Why Post-Money Evaluation Matters
There is a third important variable that founders have to evaluate before taking venture money: post-money valuation (check out this handy explanation from Forbes). In the abstract, post-money valuation is the pre-money value of the company plus the value of the new investment. If a business is worth $5 million on paper and a VC firm writes a check for $8 million, the post-money valuation is $13 million. This calculation can get more complicated, but that example outlines the basic idea. Post-money valuation is a potentially make-or-break number that much be considered.
The reason the number is so important is that all future investment in a start-up company will be predicated on the post-money valuation.
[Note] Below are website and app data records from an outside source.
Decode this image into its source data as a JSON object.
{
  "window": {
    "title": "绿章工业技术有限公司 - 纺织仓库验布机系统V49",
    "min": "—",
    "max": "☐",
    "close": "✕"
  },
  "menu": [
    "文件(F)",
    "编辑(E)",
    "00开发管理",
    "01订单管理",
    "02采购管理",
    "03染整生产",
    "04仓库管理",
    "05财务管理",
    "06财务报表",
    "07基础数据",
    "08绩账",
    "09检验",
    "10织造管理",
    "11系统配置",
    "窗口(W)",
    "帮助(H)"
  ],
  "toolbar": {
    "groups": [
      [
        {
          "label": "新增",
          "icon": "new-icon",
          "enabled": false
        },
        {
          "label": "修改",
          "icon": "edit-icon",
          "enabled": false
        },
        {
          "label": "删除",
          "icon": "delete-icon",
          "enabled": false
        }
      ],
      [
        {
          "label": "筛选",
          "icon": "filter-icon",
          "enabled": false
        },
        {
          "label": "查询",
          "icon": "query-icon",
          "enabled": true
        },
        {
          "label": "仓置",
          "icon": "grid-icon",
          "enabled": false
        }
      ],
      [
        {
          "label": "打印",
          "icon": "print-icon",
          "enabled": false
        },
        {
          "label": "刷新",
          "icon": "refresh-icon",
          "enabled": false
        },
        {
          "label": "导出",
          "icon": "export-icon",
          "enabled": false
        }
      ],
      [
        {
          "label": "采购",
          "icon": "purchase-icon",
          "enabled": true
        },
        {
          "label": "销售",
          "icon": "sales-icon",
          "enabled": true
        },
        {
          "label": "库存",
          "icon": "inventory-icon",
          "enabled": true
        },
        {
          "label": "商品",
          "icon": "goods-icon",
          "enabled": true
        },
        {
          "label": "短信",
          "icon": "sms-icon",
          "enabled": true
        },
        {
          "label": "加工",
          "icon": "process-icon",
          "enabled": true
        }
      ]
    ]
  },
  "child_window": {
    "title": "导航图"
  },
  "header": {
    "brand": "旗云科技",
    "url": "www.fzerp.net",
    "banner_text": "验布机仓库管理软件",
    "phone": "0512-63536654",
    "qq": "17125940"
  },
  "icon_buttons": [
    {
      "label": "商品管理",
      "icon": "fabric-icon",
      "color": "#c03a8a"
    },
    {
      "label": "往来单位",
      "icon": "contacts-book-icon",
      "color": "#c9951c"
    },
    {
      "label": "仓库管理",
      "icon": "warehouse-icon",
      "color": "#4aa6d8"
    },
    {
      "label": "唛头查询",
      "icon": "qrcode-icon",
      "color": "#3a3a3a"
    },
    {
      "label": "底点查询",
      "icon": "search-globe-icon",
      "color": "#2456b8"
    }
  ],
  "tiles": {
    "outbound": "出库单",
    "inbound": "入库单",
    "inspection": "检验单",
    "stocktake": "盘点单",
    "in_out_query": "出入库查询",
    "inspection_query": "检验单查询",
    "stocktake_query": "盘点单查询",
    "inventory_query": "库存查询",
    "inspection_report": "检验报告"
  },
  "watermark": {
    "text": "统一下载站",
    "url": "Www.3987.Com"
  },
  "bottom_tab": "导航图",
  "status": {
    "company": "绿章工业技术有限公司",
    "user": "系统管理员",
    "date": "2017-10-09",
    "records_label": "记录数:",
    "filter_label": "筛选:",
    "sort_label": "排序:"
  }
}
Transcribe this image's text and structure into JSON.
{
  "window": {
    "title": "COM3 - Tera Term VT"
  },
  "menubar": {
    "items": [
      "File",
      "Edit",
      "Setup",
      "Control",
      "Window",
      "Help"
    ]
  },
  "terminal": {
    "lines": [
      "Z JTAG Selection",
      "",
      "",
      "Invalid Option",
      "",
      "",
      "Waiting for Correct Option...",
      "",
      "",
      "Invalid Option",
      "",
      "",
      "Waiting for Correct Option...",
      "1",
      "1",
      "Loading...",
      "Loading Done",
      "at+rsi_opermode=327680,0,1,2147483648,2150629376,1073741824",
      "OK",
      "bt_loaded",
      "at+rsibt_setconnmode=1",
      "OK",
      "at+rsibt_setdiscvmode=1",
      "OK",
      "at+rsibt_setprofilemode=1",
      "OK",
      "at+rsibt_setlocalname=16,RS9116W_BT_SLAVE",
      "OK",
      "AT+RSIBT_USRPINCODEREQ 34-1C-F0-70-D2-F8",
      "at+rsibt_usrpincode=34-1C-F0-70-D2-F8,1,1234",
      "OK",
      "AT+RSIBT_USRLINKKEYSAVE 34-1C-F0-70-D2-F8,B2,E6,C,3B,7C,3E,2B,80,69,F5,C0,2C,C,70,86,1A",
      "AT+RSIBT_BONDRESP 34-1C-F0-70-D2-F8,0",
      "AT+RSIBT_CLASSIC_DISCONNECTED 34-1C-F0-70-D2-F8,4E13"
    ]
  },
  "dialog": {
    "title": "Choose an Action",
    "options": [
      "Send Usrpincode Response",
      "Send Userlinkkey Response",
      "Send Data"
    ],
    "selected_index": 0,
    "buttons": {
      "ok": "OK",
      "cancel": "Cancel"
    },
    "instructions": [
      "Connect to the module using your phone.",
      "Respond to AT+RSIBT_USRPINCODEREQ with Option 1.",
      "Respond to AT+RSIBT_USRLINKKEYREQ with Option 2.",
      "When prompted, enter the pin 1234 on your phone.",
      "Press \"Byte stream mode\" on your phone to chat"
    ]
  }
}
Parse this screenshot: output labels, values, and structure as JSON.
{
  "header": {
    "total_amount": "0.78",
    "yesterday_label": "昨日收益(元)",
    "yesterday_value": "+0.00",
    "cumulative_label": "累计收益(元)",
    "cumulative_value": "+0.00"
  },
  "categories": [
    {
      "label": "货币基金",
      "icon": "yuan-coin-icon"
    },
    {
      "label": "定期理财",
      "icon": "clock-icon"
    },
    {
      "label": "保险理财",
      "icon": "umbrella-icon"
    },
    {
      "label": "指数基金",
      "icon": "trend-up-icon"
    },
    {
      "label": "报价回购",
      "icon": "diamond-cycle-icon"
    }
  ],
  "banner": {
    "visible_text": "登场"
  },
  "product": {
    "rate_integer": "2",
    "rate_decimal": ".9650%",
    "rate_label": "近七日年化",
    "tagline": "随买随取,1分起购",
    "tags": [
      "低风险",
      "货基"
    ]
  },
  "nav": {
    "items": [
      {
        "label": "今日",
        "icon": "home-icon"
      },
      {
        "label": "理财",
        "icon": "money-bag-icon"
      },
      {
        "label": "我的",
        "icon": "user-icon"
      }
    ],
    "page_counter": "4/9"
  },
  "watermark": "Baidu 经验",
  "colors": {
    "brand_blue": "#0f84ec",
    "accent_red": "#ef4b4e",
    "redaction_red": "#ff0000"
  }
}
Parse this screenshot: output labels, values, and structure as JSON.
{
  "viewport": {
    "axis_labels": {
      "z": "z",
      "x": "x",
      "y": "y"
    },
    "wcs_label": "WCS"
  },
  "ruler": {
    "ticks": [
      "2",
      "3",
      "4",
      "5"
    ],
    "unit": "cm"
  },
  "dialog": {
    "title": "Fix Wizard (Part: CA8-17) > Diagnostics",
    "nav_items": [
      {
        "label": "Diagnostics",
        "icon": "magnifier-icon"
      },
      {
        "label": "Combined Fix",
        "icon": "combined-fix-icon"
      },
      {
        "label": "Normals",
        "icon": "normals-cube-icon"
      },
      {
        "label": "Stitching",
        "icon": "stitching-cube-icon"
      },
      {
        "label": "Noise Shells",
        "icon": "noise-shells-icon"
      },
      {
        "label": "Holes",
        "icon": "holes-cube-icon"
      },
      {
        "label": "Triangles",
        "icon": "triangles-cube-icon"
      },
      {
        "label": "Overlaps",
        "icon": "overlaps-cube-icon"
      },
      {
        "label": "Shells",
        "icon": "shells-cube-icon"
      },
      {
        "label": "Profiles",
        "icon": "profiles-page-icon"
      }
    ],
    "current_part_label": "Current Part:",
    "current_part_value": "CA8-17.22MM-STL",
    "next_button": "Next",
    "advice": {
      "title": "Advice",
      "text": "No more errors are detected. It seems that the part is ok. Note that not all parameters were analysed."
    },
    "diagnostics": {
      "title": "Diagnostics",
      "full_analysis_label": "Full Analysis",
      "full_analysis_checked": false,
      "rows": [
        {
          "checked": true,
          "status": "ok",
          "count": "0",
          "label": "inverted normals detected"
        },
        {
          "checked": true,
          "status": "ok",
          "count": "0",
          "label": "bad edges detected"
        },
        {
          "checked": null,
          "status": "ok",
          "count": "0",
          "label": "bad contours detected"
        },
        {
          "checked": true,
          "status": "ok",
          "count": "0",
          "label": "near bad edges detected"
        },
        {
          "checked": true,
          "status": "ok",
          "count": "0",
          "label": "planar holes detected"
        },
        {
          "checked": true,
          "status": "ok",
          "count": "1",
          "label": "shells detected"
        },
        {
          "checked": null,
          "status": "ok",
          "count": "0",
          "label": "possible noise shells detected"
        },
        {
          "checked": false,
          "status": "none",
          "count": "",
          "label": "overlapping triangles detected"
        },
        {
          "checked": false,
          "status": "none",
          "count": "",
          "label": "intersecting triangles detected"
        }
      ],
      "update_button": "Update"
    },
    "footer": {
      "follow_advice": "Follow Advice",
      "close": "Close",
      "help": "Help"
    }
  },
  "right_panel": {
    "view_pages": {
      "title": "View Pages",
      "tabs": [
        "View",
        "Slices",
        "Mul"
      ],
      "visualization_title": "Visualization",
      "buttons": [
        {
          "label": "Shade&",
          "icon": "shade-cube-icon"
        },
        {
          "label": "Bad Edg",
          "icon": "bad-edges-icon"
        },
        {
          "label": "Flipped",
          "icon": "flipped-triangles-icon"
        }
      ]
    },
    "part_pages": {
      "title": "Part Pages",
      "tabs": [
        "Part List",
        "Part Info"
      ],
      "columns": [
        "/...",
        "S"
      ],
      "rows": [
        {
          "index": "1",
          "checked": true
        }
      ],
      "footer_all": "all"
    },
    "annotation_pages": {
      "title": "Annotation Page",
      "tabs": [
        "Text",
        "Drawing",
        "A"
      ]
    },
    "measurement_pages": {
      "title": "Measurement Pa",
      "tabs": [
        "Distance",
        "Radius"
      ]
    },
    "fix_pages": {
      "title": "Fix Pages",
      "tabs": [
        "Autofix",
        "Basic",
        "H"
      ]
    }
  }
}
If that number is $13 million, the business had better be worth $13 million the next time it seeks out funding. Otherwise, the company is hemorrhaging money — the post-money value of shares will have declined when compared to the pre-money valuation. As venture capitalist Albert Wenger writes in a recent blog post for AVC,
"...You can get caught in this trap in two different scenarios. The first one is that you hit a bump in the road. Users or revenues or whatever the most relevant metric for your business wind up not growing as fast as you think or worse yet hitting a temporary plateau, possibly even a small setback just as you need to raise more money. The second one is that the external financing environment adjusts for instance because the stock market drops 20%. Then even if you hit all your milestones, suddenly that may no longer let you clear the hurdle you set for yourself."
Basically, taking a huge chunk of money, even if it doesn't require extra dilution, can set an emerging enterprise up for failure by raising expectations beyond reasonable levels. Of course, if a business takes $8 million in venture capital funding and immediately dominates a lucrative corner of the market, it should be able to reach profitability quickly. In that scenario, post-money valuation doesn't matter very much. But of course, that scenario isn't very likely. More likely, the business will grow significantly but, a few years down the line, need another infusion of cash to scale up. When this happens, post-money valuation is critical.
How to Avoid the Post-Money Trap
The most important lesson for avoiding the post-money trap? Don't bite off more than you can chew.
Entrepreneurs tend to be risk-takers who believe in themselves and their ideas, but that self-confidence can be a liability as well as an asset. Founders have to recognize the limitations of their companies — double digit annual growth isn't sustainable for most companies in most business environments. Even worse, the pressure to accelerate growth can lead to poor business decisions. Think long and hard about what makes the most sense for your company, your industry, and how you're going to spend that money to fuel your growth.
How do you balance the excitement of investment with maintaining reasonable expectations for the future? Share you strategy with us @SparkLabKC!